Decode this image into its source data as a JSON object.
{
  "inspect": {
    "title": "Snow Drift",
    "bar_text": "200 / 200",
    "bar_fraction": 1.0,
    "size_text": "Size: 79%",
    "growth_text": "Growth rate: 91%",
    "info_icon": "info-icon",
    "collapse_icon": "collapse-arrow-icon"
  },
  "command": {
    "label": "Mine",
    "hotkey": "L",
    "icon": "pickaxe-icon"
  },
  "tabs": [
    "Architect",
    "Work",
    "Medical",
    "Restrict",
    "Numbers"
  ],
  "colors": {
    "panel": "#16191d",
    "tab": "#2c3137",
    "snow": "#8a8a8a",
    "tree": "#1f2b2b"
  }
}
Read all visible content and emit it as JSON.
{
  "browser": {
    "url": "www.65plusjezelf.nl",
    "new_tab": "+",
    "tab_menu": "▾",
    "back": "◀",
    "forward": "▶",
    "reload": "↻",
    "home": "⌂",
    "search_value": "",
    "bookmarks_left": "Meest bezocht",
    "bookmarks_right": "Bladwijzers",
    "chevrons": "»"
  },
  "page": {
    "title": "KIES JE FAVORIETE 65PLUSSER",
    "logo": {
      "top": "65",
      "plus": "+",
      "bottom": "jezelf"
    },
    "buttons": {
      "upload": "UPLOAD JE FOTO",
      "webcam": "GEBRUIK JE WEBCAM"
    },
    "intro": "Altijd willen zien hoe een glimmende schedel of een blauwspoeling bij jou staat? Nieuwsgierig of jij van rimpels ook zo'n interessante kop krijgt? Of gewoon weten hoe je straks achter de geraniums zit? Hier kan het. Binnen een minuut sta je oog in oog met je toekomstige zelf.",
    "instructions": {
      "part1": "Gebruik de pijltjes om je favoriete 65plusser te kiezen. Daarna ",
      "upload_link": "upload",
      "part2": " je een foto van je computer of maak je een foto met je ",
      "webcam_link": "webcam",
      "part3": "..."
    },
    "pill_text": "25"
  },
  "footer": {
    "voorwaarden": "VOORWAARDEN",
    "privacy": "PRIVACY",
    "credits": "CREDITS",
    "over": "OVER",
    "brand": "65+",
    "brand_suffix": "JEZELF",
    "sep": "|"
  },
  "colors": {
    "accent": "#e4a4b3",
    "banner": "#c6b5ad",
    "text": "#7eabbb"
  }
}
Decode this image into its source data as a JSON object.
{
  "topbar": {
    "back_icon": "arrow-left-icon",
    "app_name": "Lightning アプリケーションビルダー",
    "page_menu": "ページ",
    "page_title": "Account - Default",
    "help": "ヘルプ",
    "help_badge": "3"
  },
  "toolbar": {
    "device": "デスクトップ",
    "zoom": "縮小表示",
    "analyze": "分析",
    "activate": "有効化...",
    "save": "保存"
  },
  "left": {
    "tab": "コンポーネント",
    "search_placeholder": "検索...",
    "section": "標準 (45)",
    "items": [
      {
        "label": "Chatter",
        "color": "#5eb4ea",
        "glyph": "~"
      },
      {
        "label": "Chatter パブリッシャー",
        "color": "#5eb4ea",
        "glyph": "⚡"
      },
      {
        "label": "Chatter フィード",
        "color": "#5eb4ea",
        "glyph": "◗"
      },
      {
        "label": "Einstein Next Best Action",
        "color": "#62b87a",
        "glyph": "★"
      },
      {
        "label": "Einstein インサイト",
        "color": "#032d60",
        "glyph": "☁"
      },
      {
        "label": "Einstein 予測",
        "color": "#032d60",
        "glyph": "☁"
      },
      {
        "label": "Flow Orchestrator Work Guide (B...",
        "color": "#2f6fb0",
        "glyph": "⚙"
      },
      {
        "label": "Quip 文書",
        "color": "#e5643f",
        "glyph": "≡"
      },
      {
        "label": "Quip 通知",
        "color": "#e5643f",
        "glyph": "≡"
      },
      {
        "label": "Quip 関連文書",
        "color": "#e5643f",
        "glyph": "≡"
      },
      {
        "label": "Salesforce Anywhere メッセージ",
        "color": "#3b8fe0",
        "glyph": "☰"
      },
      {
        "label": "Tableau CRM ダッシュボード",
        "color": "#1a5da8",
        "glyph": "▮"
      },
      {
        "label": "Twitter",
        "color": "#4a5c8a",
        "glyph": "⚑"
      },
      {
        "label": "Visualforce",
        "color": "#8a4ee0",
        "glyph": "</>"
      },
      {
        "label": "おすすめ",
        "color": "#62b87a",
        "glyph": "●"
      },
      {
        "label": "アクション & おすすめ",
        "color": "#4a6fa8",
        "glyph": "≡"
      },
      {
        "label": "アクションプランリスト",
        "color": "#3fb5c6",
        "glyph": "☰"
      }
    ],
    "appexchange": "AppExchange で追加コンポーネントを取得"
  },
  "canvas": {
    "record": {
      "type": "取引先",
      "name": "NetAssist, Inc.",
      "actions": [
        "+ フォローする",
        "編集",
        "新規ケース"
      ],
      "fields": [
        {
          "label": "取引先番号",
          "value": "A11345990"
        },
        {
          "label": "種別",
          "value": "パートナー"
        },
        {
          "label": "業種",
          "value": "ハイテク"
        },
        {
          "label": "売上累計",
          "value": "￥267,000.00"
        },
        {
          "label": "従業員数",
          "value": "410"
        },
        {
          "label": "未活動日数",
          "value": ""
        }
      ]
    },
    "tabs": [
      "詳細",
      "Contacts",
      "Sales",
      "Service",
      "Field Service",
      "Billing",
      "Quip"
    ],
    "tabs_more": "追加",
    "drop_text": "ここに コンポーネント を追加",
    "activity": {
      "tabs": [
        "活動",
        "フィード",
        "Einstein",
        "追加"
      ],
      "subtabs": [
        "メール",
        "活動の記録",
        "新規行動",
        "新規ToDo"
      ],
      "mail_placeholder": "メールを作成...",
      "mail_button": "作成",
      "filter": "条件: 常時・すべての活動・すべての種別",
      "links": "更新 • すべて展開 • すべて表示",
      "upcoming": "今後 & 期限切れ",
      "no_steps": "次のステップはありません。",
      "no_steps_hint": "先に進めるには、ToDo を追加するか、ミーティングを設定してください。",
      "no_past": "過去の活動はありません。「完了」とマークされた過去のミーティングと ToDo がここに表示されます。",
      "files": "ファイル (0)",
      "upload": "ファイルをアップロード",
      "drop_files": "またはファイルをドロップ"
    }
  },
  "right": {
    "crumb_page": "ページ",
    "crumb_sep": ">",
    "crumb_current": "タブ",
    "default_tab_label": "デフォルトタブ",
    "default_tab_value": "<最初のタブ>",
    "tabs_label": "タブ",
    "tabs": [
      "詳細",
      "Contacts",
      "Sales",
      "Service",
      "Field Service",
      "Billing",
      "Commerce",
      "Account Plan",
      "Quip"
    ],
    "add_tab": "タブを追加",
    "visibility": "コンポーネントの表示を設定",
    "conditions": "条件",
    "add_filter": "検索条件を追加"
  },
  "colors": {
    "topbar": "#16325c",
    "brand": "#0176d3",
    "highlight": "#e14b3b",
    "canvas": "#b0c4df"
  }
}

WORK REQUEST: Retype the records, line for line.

YOUR RESPONSE:
Decode this image into its source data as a JSON object.
{
  "inspect": {
    "title": "Snow Drift",
    "bar_text": "200 / 200",
    "bar_fraction": 1.0,
    "size_text": "Size: 79%",
    "growth_text": "Growth rate: 91%",
    "info_icon": "info-icon",
    "collapse_icon": "collapse-arrow-icon"
  },
  "command": {
    "label": "Mine",
    "hotkey": "L",
    "icon": "pickaxe-icon"
  },
  "tabs": [
    "Architect",
    "Work",
    "Medical",
    "Restrict",
    "Numbers"
  ],
  "colors": {
    "panel": "#16191d",
    "tab": "#2c3137",
    "snow": "#8a8a8a",
    "tree": "#1f2b2b"
  }
}
Read all visible content and emit it as JSON.
{
  "browser": {
    "url": "www.65plusjezelf.nl",
    "new_tab": "+",
    "tab_menu": "▾",
    "back": "◀",
    "forward": "▶",
    "reload": "↻",
    "home": "⌂",
    "search_value": "",
    "bookmarks_left": "Meest bezocht",
    "bookmarks_right": "Bladwijzers",
    "chevrons": "»"
  },
  "page": {
    "title": "KIES JE FAVORIETE 65PLUSSER",
    "logo": {
      "top": "65",
      "plus": "+",
      "bottom": "jezelf"
    },
    "buttons": {
      "upload": "UPLOAD JE FOTO",
      "webcam": "GEBRUIK JE WEBCAM"
    },
    "intro": "Altijd willen zien hoe een glimmende schedel of een blauwspoeling bij jou staat? Nieuwsgierig of jij van rimpels ook zo'n interessante kop krijgt? Of gewoon weten hoe je straks achter de geraniums zit? Hier kan het. Binnen een minuut sta je oog in oog met je toekomstige zelf.",
    "instructions": {
      "part1": "Gebruik de pijltjes om je favoriete 65plusser te kiezen. Daarna ",
      "upload_link": "upload",
      "part2": " je een foto van je computer of maak je een foto met je ",
      "webcam_link": "webcam",
      "part3": "..."
    },
    "pill_text": "25"
  },
  "footer": {
    "voorwaarden": "VOORWAARDEN",
    "privacy": "PRIVACY",
    "credits": "CREDITS",
    "over": "OVER",
    "brand": "65+",
    "brand_suffix": "JEZELF",
    "sep": "|"
  },
  "colors": {
    "accent": "#e4a4b3",
    "banner": "#c6b5ad",
    "text": "#7eabbb"
  }
}
Decode this image into its source data as a JSON object.
{
  "topbar": {
    "back_icon": "arrow-left-icon",
    "app_name": "Lightning アプリケーションビルダー",
    "page_menu": "ページ",
    "page_title": "Account - Default",
    "help": "ヘルプ",
    "help_badge": "3"
  },
  "toolbar": {
    "device": "デスクトップ",
    "zoom": "縮小表示",
    "analyze": "分析",
    "activate": "有効化...",
    "save": "保存"
  },
  "left": {
    "tab": "コンポーネント",
    "search_placeholder": "検索...",
    "section": "標準 (45)",
    "items": [
      {
        "label": "Chatter",
        "color": "#5eb4ea",
        "glyph": "~"
      },
      {
        "label": "Chatter パブリッシャー",
        "color": "#5eb4ea",
        "glyph": "⚡"
      },
      {
        "label": "Chatter フィード",
        "color": "#5eb4ea",
        "glyph": "◗"
      },
      {
        "label": "Einstein Next Best Action",
        "color": "#62b87a",
        "glyph": "★"
      },
      {
        "label": "Einstein インサイト",
        "color": "#032d60",
        "glyph": "☁"
      },
      {
        "label": "Einstein 予測",
        "color": "#032d60",
        "glyph": "☁"
      },
      {
        "label": "Flow Orchestrator Work Guide (B...",
        "color": "#2f6fb0",
        "glyph": "⚙"
      },
      {
        "label": "Quip 文書",
        "color": "#e5643f",
        "glyph": "≡"
      },
      {
        "label": "Quip 通知",
        "color": "#e5643f",
        "glyph": "≡"
      },
      {
        "label": "Quip 関連文書",
        "color": "#e5643f",
        "glyph": "≡"
      },
      {
        "label": "Salesforce Anywhere メッセージ",
        "color": "#3b8fe0",
        "glyph": "☰"
      },
      {
        "label": "Tableau CRM ダッシュボード",
        "color": "#1a5da8",
        "glyph": "▮"
      },
      {
        "label": "Twitter",
        "color": "#4a5c8a",
        "glyph": "⚑"
      },
      {
        "label": "Visualforce",
        "color": "#8a4ee0",
        "glyph": "</>"
      },
      {
        "label": "おすすめ",
        "color": "#62b87a",
        "glyph": "●"
      },
      {
        "label": "アクション & おすすめ",
        "color": "#4a6fa8",
        "glyph": "≡"
      },
      {
        "label": "アクションプランリスト",
        "color": "#3fb5c6",
        "glyph": "☰"
      }
    ],
    "appexchange": "AppExchange で追加コンポーネントを取得"
  },
  "canvas": {
    "record": {
      "type": "取引先",
      "name": "NetAssist, Inc.",
      "actions": [
        "+ フォローする",
        "編集",
        "新規ケース"
      ],
      "fields": [
        {
          "label": "取引先番号",
          "value": "A11345990"
        },
        {
          "label": "種別",
          "value": "パートナー"
        },
        {
          "label": "業種",
          "value": "ハイテク"
        },
        {
          "label": "売上累計",
          "value": "￥267,000.00"
        },
        {
          "label": "従業員数",
          "value": "410"
        },
        {
          "label": "未活動日数",
          "value": ""
        }
      ]
    },
    "tabs": [
      "詳細",
      "Contacts",
      "Sales",
      "Service",
      "Field Service",
      "Billing",
      "Quip"
    ],
    "tabs_more": "追加",
    "drop_text": "ここに コンポーネント を追加",
    "activity": {
      "tabs": [
        "活動",
        "フィード",
        "Einstein",
        "追加"
      ],
      "subtabs": [
        "メール",
        "活動の記録",
        "新規行動",
        "新規ToDo"
      ],
      "mail_placeholder": "メールを作成...",
      "mail_button": "作成",
      "filter": "条件: 常時・すべての活動・すべての種別",
      "links": "更新 • すべて展開 • すべて表示",
      "upcoming": "今後 & 期限切れ",
      "no_steps": "次のステップはありません。",
      "no_steps_hint": "先に進めるには、ToDo を追加するか、ミーティングを設定してください。",
      "no_past": "過去の活動はありません。「完了」とマークされた過去のミーティングと ToDo がここに表示されます。",
      "files": "ファイル (0)",
      "upload": "ファイルをアップロード",
      "drop_files": "またはファイルをドロップ"
    }
  },
  "right": {
    "crumb_page": "ページ",
    "crumb_sep": ">",
    "crumb_current": "タブ",
    "default_tab_label": "デフォルトタブ",
    "default_tab_value": "<最初のタブ>",
    "tabs_label": "タブ",
    "tabs": [
      "詳細",
      "Contacts",
      "Sales",
      "Service",
      "Field Service",
      "Billing",
      "Commerce",
      "Account Plan",
      "Quip"
    ],
    "add_tab": "タブを追加",
    "visibility": "コンポーネントの表示を設定",
    "conditions": "条件",
    "add_filter": "検索条件を追加"
  },
  "colors": {
    "topbar": "#16325c",
    "brand": "#0176d3",
    "highlight": "#e14b3b",
    "canvas": "#b0c4df"
  }
}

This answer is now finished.